Between 2004 and 2008, insurers rescinded 1,464 health policies or certificates based on conditions that were not diagnosed before the insureds applied for coverage.
The Regulatory Framework Task Force at the National Association of Insurance Commissioners, Kansas City, Mo., has published that figure in a draft summary of results from a recent rescission data call.
The task force sent the data call in October to 52 companies that wrote individual major medical policies or individually underwritten certificates from 2004 to 2008. The 46 companies that responded covered about 70% of the people covered by individual major medical policies during the period studied.
The task force ended up exempting 3 companies that did not write the kind of coverage subject to the study, and one state decided not to participate, because its companies had already responded to a similar survey conducted by Rep. Henry Calif, D-Calif., in October 2008.
The insurers that did participate said they had rescinded 27,246 of 6.7 million health policies issued during the period study, which translated into a rescission rate of about 3.7 rescissions for every 1,000 policies or certificates written, task force officials report.
All but 3 of the 1,464 policies that were rescinded due to conditions diagnosed after insureds had applied for coverage were rescinded during the policies’ contestability periods, officials report.
About 13% of the insureds who lost their coverage due to conditions that were diagnosed after they applied for coverage were psychiatric conditions. Other common reasons were muscuskeletal problems, substance abuse, high blood pressure, height and weight issues, gynecological problems, hepatitis or abnormal liver tests, and “symptoms, signs and ill-defined conditions.”
Task force officials argue in the draft that insurers that sell individually written medical coverage need the ability to rescind policies and certificates.

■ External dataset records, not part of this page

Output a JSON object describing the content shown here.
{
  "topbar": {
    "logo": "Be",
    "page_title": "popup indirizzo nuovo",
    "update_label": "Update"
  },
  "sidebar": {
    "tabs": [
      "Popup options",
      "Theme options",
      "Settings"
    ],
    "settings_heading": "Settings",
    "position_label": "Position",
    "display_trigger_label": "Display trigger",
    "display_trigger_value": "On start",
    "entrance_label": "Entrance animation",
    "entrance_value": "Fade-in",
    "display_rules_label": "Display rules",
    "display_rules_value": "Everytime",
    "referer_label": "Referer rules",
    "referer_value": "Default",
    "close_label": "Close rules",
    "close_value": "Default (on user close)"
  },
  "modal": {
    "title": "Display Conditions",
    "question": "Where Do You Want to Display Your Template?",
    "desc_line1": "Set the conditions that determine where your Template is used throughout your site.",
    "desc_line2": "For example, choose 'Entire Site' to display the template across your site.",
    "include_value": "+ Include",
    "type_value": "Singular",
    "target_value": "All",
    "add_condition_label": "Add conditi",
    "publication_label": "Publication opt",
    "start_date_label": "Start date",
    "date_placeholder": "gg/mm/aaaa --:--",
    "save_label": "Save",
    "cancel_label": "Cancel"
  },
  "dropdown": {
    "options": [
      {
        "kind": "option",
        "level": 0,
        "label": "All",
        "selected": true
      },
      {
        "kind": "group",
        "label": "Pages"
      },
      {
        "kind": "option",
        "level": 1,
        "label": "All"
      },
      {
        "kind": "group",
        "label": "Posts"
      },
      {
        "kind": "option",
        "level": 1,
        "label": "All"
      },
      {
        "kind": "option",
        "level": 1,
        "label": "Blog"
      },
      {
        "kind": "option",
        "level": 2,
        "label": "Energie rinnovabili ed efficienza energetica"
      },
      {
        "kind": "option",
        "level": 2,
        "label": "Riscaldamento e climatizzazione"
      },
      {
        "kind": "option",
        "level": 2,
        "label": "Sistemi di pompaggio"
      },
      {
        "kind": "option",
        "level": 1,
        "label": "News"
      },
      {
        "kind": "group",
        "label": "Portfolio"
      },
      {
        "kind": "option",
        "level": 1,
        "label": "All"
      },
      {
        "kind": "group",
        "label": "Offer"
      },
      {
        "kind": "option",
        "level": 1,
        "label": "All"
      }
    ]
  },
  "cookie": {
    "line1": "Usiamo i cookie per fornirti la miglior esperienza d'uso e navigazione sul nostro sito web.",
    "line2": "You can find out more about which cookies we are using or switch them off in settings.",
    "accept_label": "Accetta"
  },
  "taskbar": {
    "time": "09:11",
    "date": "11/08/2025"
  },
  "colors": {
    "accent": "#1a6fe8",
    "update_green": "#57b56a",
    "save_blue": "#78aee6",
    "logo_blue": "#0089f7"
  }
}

“It is important for companies to have the right to rescind a policy if the information provided by an applicant is both fraudulently misrepresented, and material to the condition for which coverage is being sought,” the task force officials write in the draft. “This serves not only to protect the company, but also to protect their customer base, whose premiums are based on the collective experience of the book of business.”